The House Designers
User ID:

Use Stone to Build Homes with Personality

by Rachel Lyon, Editorial Director for The House Designers®

Why settle for one-dimensional design when you can build a home that pops both inside and out? The extra color and texture afforded by naturally inspired stone accents are beautiful additions to just about any house regardless of its style, and there are so many varieties available that you won’t be lost looking for that perfect complement. Even a small amount of stone detailing goes a long way, so imagine the possibilities and get ready to break out the mortar and trowel!

Eldorado Stone Cypress Ridge

A central fireplace with Cypress Ridge® stone veneer in Orchard® color is a beautiful rustic feature in this formal country-style home.

The Fireplace

The most familiar area to dress up with stone is the fireplace, where this material has been favored for its noncombustible quality for many centuries. The rich and rustic character of a natural stone look is well known, but there are also a number of sleek options that offer the same innate charm in a package suitable for contemporary designs. With or without the further definition of pilasters and a mantel, a stone fireplace makes a statement and provides a bit of permanent personality that is so often lacking in a new home. It takes a step beyond its role as a natural focal point to become part of the interior design itself.

That said, it’s important to ensure that the fireplace sets the right tone and is in balance with other permanent features, like walls and windows. It wouldn’t be wise to install dark stone in a dark room, but it could be a nice contrasting complement in an open floor plan with plenty of light. Opt for a gentle neutral palette for a traditional look and for a modern vibe, consider the extremes in either direction. More important than color, though, is the shape of the stones and how they can be laid; crisp lines are neat and perfect for a contemporary feel, while less defined edges with more shape, curve, and visible mortar evoke a more old-fashioned, homey atmosphere. Keep these basic guidelines in mind when you build or buy the actual fireplace, too—you wouldn’t want it to clash with its surroundings.

Eldorado Stone Coastal Reef

This modern open floor plan uses CoastalReef® in Sanibel color around doorways and overhead to define the kitchen and living spaces. It also has the texture of coral for an extra touch of organic interest.

Interior Accents

Perhaps you don’t have a fireplace to work with or just want to make use of stone elsewhere. In any case, thinking outside of the box will surely make the home that much more unique and memorable. Consider highlighting key areas or creating interest where there is absolutely none to amp up interior design. While you might select a different sort of stone than you would for a fireplace, the same style rules still apply.

Doorways lend themselves well to a stone surround; they’re shaped like tall, narrow fireplaces and automatically draw the eye, too. Windows are a bit trickier and you don’t often see them surrounded with stone on the interior side unless they are part of a larger accent wall, where they are the accent on the extra sturdy surface to brighten it up. Interior accent walls are also a totally viable option, and they make fantastic backgrounds against which to display family photos and artwork.

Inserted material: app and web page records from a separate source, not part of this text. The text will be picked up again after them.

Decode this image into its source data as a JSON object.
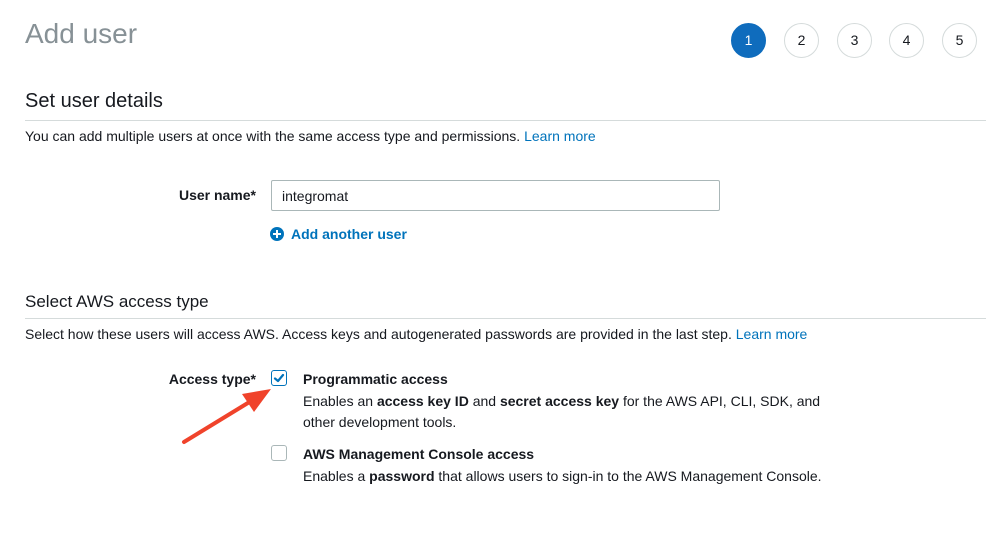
{
  "page": {
    "title": "Add user"
  },
  "steps": [
    {
      "label": "1",
      "active": true
    },
    {
      "label": "2",
      "active": false
    },
    {
      "label": "3",
      "active": false
    },
    {
      "label": "4",
      "active": false
    },
    {
      "label": "5",
      "active": false
    }
  ],
  "user_details": {
    "heading": "Set user details",
    "description": "You can add multiple users at once with the same access type and permissions.",
    "learn_more": "Learn more",
    "user_name_label": "User name*",
    "user_name_value": "integromat",
    "add_another_user": "Add another user",
    "add_icon": "plus-circle-icon"
  },
  "access_type": {
    "heading": "Select AWS access type",
    "description": "Select how these users will access AWS. Access keys and autogenerated passwords are provided in the last step.",
    "learn_more": "Learn more",
    "label": "Access type*",
    "options": [
      {
        "title": "Programmatic access",
        "checked": true,
        "desc_parts": [
          {
            "text": "Enables an ",
            "bold": false
          },
          {
            "text": "access key ID",
            "bold": true
          },
          {
            "text": " and ",
            "bold": false
          },
          {
            "text": "secret access key",
            "bold": true
          },
          {
            "text": " for the AWS API, CLI, SDK, and other development tools.",
            "bold": false
          }
        ]
      },
      {
        "title": "AWS Management Console access",
        "checked": false,
        "desc_parts": [
          {
            "text": "Enables a ",
            "bold": false
          },
          {
            "text": "password",
            "bold": true
          },
          {
            "text": " that allows users to sign-in to the AWS Management Console.",
            "bold": false
          }
        ]
      }
    ]
  },
  "annotation": {
    "arrow_color": "#f0432b",
    "arrow_icon": "red-arrow-icon"
  },
  "colors": {
    "accent": "#0f6cbd",
    "link": "#0073bb",
    "title_gray": "#879196"
  }
}
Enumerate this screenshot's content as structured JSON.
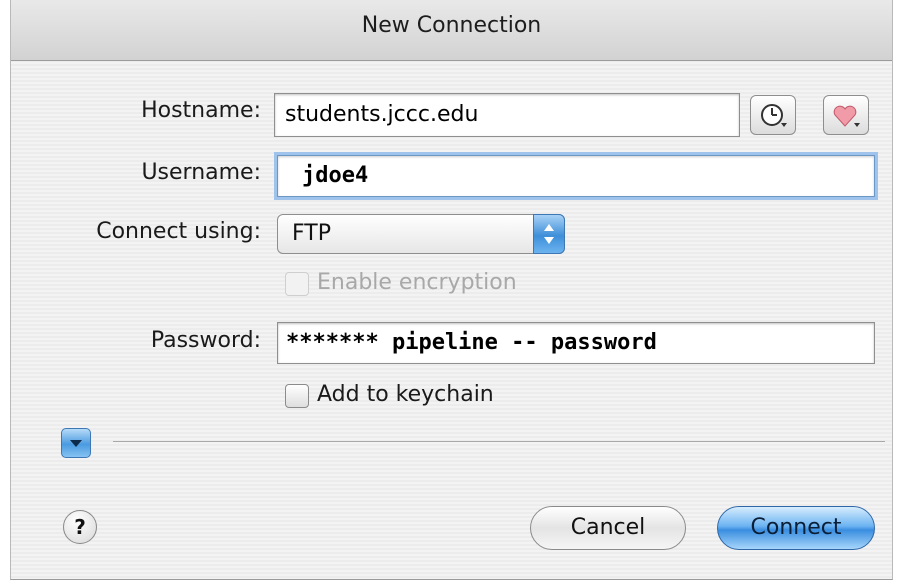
{
  "window": {
    "title": "New Connection"
  },
  "form": {
    "hostname_label": "Hostname:",
    "hostname_value": "students.jccc.edu",
    "username_label": "Username:",
    "username_value": "jdoe4",
    "connect_using_label": "Connect using:",
    "connect_using_value": "FTP",
    "encryption_label": "Enable encryption",
    "encryption_checked": false,
    "encryption_enabled": false,
    "password_label": "Password:",
    "password_value": "******* pipeline -- password",
    "keychain_label": "Add to keychain",
    "keychain_checked": false
  },
  "icons": {
    "recent": "clock-icon",
    "favorites": "heart-icon",
    "disclosure": "disclosure-triangle-icon",
    "help": "help-icon"
  },
  "buttons": {
    "help_label": "?",
    "cancel_label": "Cancel",
    "connect_label": "Connect"
  },
  "colors": {
    "accent": "#3a8ee0",
    "focus_ring": "#9fc3ea"
  }
}
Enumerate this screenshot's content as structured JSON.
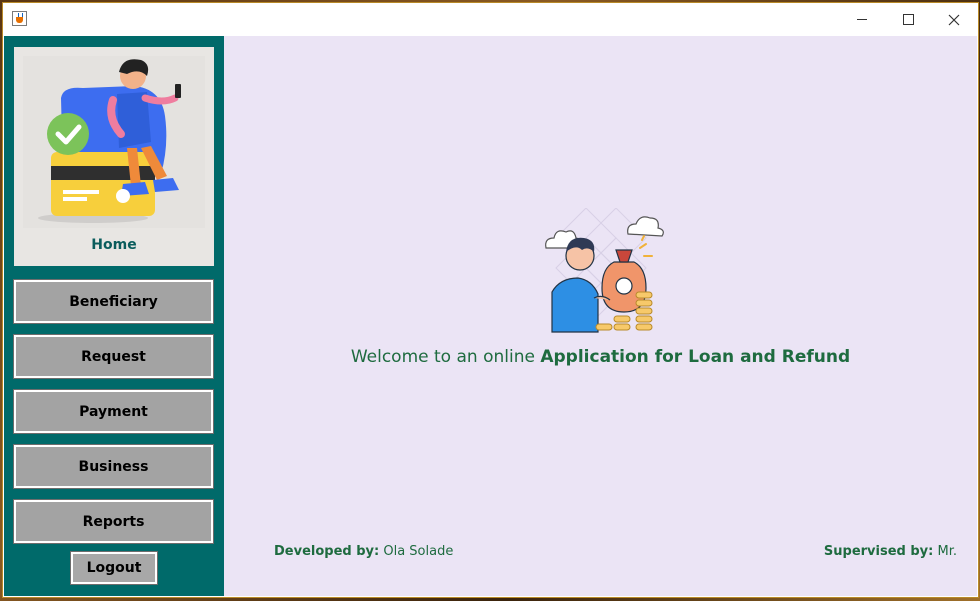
{
  "window": {
    "minimize_label": "—",
    "maximize_label": "",
    "close_label": "✕"
  },
  "sidebar": {
    "home_label": "Home",
    "items": [
      {
        "label": "Beneficiary"
      },
      {
        "label": "Request"
      },
      {
        "label": "Payment"
      },
      {
        "label": "Business"
      },
      {
        "label": "Reports"
      }
    ],
    "logout_label": "Logout"
  },
  "main": {
    "welcome_prefix": "Welcome to an online ",
    "welcome_highlight": "Application for Loan and Refund",
    "developed_label": "Developed by:",
    "developer_name": "Ola Solade",
    "supervised_label": "Supervised by:",
    "supervisor_name": "Mr."
  },
  "colors": {
    "sidebar_bg": "#006a6a",
    "main_bg": "#ebe4f5",
    "text_green": "#1e6b3f",
    "home_label": "#0b5d5d",
    "button_bg": "#a3a3a3"
  },
  "icons": {
    "app": "java-cup-icon",
    "home_illustration": "person-on-card-illustration",
    "welcome_illustration": "person-with-money-bag-illustration"
  }
}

And then of course there are column elements, which stand apart on their own and are fairly easy to enhance without having to carefully balance them with the rest of the interior.

The most important thing to keep in mind when you plan for an interior with stone details is that they will put weight on the design and risk creating spaces that close in. That’s why contemporary architecture, with its flowing floor plans and huge emphasis on windows, is so well suited to stone, and why it isn’t seen as often in other types of new construction. Consider how much natural light there is to balance with each of the products you like before making a commitment. On the other hand, if your goal is an extremely rustic design that looks much older than it really is, you don’t need to worry about your window-to-stone ratio nearly as much.

Eldorado Stone Cut Course Stone

Cut Coarse Stone® in Oyster color looks like natural limestone and is a great textural accent on the gatehouse of this light and bright Mediterranean design.

Exterior Highlights

There isn’t a house around that can’t be improved with some stone siding. Whether it’s just a touch to cover up an exposed concrete foundation or enough to envelop the entire façade, stone is perhaps the best way to tie a home to its surroundings and make it really fit into the environment. That generally cohesive appearance is definitely appreciated, but mixed materials with a range of tones and textures also make each individual house more aesthetically pleasing on its own.

Stone that looks native to the area is your best bet for a timeless and harmonious exterior, as is tasteful application that focuses on the shapes of the home. Filling in the space under individual gables is a popular choice, but any distinct outline afforded by the architecture works. Maybe a blocky portion of a modern home, the bay window area of a farm house, or even just the garage? Take a look at the elevations and see what shapes you have to work with.

To give the homes you build beauty and personality beyond the norm, explore the multitude of stone veneer options available from Eldorado Stone! You’ll find all sorts of profiles and colors, ranging from those that appear carefully quarried to those that seem shaped by nature, so you’re sure to find the right complement for the design you have in mind. Be sure to use their Visualizer to digitally test different styles and feel confident in your decision!

Top Articles

Explore Categories